======== Supplied material

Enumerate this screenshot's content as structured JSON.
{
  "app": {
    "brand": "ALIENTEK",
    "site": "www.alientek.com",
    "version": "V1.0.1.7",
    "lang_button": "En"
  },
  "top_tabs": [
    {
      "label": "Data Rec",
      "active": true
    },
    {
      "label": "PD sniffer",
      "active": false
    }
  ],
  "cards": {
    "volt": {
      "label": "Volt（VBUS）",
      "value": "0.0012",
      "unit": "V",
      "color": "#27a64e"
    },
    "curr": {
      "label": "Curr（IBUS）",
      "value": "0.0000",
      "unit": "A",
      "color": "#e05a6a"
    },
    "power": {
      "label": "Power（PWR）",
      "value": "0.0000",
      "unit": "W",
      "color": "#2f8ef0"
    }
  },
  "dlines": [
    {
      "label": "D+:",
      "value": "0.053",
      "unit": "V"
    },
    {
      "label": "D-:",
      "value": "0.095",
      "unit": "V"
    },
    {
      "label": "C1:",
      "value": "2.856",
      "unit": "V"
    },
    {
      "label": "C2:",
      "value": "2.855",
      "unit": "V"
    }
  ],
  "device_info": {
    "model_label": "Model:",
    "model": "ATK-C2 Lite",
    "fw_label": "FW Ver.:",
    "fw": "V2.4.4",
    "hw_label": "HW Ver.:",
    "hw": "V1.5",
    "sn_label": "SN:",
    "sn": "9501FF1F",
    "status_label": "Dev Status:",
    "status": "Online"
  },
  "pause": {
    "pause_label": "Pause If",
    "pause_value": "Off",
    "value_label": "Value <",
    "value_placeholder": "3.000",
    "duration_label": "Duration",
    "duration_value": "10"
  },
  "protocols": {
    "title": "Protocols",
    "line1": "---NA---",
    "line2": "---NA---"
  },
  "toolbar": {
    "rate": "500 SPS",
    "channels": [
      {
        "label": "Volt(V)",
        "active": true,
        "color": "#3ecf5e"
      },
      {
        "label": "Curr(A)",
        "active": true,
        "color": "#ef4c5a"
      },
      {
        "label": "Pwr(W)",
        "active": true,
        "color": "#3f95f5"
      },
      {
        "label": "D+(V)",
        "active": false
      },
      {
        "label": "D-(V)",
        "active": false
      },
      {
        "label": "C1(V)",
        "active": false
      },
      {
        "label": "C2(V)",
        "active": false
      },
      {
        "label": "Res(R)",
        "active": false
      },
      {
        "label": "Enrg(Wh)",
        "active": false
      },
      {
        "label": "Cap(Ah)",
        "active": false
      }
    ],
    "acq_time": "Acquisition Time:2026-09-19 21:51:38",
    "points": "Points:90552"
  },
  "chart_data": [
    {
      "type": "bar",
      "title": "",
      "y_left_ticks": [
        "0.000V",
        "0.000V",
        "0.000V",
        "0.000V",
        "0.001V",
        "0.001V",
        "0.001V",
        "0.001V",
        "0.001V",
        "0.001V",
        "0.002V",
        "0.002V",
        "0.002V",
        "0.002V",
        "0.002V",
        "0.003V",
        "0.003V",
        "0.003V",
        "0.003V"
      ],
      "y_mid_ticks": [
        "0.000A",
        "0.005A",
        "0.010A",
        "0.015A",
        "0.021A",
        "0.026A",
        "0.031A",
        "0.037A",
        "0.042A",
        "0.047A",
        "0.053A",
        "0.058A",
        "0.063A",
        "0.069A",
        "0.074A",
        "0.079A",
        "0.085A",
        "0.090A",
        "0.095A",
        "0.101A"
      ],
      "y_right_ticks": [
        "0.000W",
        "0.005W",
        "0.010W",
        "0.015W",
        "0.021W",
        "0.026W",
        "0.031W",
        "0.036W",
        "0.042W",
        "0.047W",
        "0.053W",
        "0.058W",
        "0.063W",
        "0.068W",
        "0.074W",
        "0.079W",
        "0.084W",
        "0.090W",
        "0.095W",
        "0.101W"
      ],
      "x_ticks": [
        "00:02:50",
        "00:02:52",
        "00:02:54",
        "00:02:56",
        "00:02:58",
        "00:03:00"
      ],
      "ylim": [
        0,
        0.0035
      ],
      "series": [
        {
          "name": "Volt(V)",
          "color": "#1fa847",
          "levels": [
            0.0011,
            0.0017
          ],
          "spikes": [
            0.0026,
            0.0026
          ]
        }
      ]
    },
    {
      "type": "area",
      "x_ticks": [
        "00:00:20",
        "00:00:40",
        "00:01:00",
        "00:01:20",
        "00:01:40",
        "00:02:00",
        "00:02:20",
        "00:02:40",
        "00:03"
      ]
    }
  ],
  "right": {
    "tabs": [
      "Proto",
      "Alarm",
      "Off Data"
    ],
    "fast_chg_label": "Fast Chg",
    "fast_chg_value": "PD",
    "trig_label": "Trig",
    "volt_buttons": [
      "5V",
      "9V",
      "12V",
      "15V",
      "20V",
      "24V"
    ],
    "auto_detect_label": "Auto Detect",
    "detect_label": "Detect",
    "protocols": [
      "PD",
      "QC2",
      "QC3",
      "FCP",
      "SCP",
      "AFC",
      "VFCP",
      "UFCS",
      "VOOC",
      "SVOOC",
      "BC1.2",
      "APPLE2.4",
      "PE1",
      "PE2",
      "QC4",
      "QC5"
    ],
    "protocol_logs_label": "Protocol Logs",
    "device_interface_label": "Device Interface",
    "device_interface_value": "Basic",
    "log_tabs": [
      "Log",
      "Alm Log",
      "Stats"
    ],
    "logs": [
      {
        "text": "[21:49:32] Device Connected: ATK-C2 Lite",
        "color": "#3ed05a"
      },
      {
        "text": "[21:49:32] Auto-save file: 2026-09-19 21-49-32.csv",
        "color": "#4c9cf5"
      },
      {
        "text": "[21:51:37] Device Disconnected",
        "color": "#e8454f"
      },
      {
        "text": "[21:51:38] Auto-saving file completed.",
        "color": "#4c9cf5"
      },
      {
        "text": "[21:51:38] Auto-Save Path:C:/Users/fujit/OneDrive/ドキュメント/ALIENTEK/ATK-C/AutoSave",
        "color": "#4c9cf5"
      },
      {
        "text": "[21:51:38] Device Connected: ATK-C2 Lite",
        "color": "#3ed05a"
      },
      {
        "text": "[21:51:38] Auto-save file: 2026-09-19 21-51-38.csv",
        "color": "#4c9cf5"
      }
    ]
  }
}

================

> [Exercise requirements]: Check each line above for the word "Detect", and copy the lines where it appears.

> [Response to this exercise]:
    "auto_detect_label": "Auto Detect",
    "detect_label": "Detect",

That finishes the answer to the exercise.